I am not betting on it. As I said: if they have a white rabbit, they better pull it out, and fast.

So far, beacons are a different thing than phones. Less problems with variable environmental attenuation, less problems with variable reflection. Most importantly, they have a know position. Several of them could triangulate a phone with ease.

I don’t know shit, so let’s ask @Aciantis: is it even the same hardware, or do they use other chips? Other power sources? (As they explained, that will have an result on the measurements.)

Time is of essence, since the duration of the contact is very much influential on your probability to get infected.

Regarding the idea to use it for proximity, and this:[quote=“Michael_R_Smith, post:18, topic:168306”]
Governments should just equip us all with GPS tracking bracelets and get it over with, because that is the limiting case in all of this.

Are you trolling? O_o

Proximity by duration: nope, doesn’t work this way.

GPS: even if it would work indoors and wouldn’t be a total dystopian fuckshit, I don’t think we could just ramp up production of dedicated devices.
Let us keep discussing BT solutions here, shall we? That’s what was proposed.
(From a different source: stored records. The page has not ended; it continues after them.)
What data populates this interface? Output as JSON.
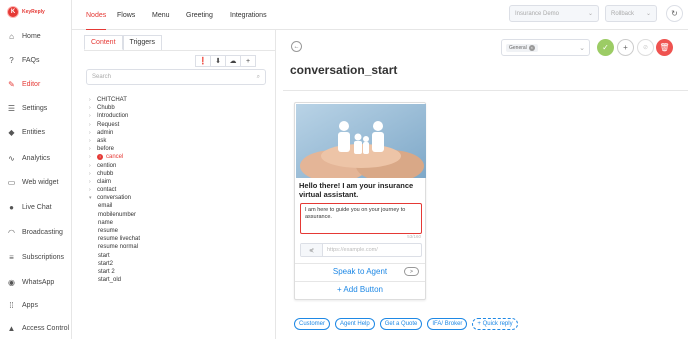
{
  "brand": {
    "logo_letter": "K",
    "name": "KeyReply",
    "accent": "#e53935"
  },
  "sidebar": {
    "items": [
      {
        "label": "Home",
        "icon": "home-icon",
        "glyph": "⌂"
      },
      {
        "label": "FAQs",
        "icon": "help-circle-icon",
        "glyph": "?"
      },
      {
        "label": "Editor",
        "icon": "edit-icon",
        "glyph": "✎"
      },
      {
        "label": "Settings",
        "icon": "settings-icon",
        "glyph": "☰"
      },
      {
        "label": "Entities",
        "icon": "tag-icon",
        "glyph": "◆"
      },
      {
        "label": "Analytics",
        "icon": "pulse-icon",
        "glyph": "∿"
      },
      {
        "label": "Web widget",
        "icon": "monitor-icon",
        "glyph": "▭"
      },
      {
        "label": "Live Chat",
        "icon": "chat-icon",
        "glyph": "●"
      },
      {
        "label": "Broadcasting",
        "icon": "rss-icon",
        "glyph": "◠"
      },
      {
        "label": "Subscriptions",
        "icon": "list-icon",
        "glyph": "≡"
      },
      {
        "label": "WhatsApp",
        "icon": "whatsapp-icon",
        "glyph": "◉"
      },
      {
        "label": "Apps",
        "icon": "apps-icon",
        "glyph": "⁞⁞"
      },
      {
        "label": "Access Control",
        "icon": "warning-icon",
        "glyph": "▲"
      }
    ]
  },
  "topbar": {
    "tabs": [
      "Nodes",
      "Flows",
      "Menu",
      "Greeting",
      "Integrations"
    ],
    "demo_select": "Insurance Demo",
    "rollback_select": "Rollback"
  },
  "tree_panel": {
    "tabs": [
      "Content",
      "Triggers"
    ],
    "tool_glyphs": [
      "❗",
      "⬇",
      "☁",
      "+"
    ],
    "search_placeholder": "Search",
    "items": [
      {
        "label": "CHITCHAT",
        "type": "parent"
      },
      {
        "label": "Chubb",
        "type": "parent"
      },
      {
        "label": "Introduction",
        "type": "parent"
      },
      {
        "label": "Request",
        "type": "parent"
      },
      {
        "label": "admin",
        "type": "parent"
      },
      {
        "label": "ask",
        "type": "parent"
      },
      {
        "label": "before",
        "type": "parent"
      },
      {
        "label": "cancel",
        "type": "error"
      },
      {
        "label": "cention",
        "type": "parent"
      },
      {
        "label": "chubb",
        "type": "parent"
      },
      {
        "label": "claim",
        "type": "parent"
      },
      {
        "label": "contact",
        "type": "parent"
      },
      {
        "label": "conversation",
        "type": "open"
      },
      {
        "label": "email",
        "type": "child"
      },
      {
        "label": "mobilenumber",
        "type": "child"
      },
      {
        "label": "name",
        "type": "child"
      },
      {
        "label": "resume",
        "type": "child"
      },
      {
        "label": "resume livechat",
        "type": "child"
      },
      {
        "label": "resume normal",
        "type": "child"
      },
      {
        "label": "start",
        "type": "child"
      },
      {
        "label": "start2",
        "type": "child"
      },
      {
        "label": "start 2",
        "type": "child"
      },
      {
        "label": "start_old",
        "type": "child"
      }
    ]
  },
  "editor": {
    "node_title": "conversation_start",
    "tag": "General",
    "card": {
      "title": "Hello there! I am your insurance virtual assistant.",
      "body": "I am here to guide you on your journey to assurance.",
      "char_count": "53/160",
      "url_placeholder": "https://example.com/",
      "button_label": "Speak to Agent",
      "add_button_label": "+ Add Button"
    },
    "quick_replies": [
      "Customer",
      "Agent Help",
      "Get a Quote",
      "IFA/ Broker"
    ],
    "add_quick_reply": "+ Quick reply"
  }
}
No, I don’t think it can be a ping response measurement. Counting cycles isn’t your only problem. You have to know when the signal starts. BT uses 1 MHz (or 2 MHz for BT5) channel bandwidths. That’s the speed with which the signal ramps up. It takes 125 ns (¼ period) at 2 MHz to start the signal. That’s a pretty slow rise-time compared to the 3.3 ns per meter time of flight. (6.6 ns return trip). That’s really fuzzy to measure start time. This is the reason that time of flight systems all use ultra wide-band (UWB) systems, to have cleaner rise times.

And, no you can’t ping yourself. The BT chip is either sending or receiving. There is a switch selecting which path you use. There is some dead time between sending and receiving. Well, the switch is leaky. So some signal will spill over into the receiver when you transmit. Theoretically I suppose you could use this to measure the signal you are transmitting in your receiver, but I don’t know if you have enough control of the chip to be able to practically do this. The BT chip usually has its own 8-bit processor to handle all the really low level crap, like taking the IQ signals and doing symbol detection. And it does not give you access from higher up the chain. It just spits out bits.
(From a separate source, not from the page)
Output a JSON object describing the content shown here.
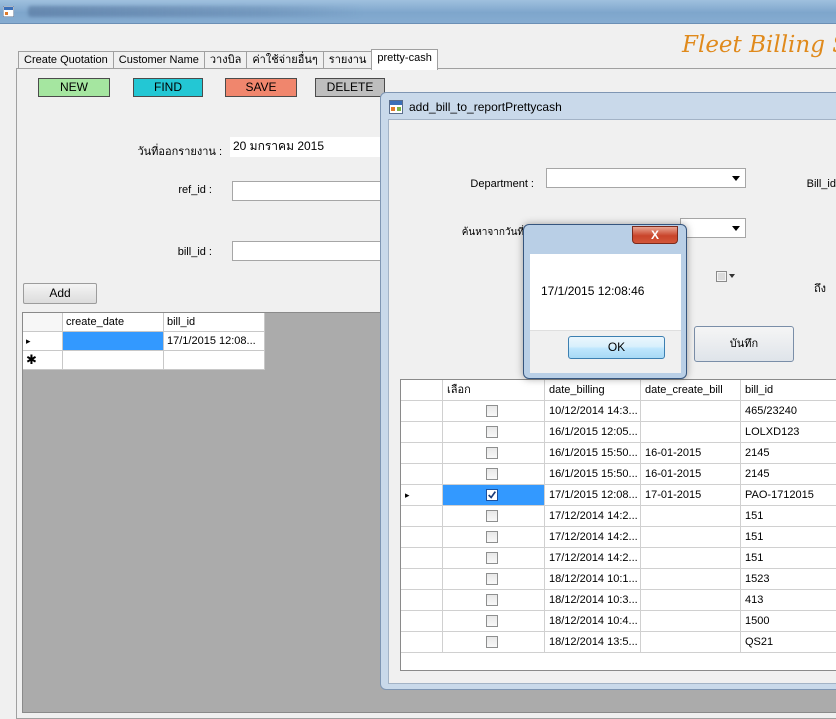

I’m guessing that it is just proximity based on RSSI with black magic on top. (Machine learning!) And just living with the uncertainty in distance. I’m going to check in with what some other people I am working with on BT stuff have to say and see if they have some enlightening ideas.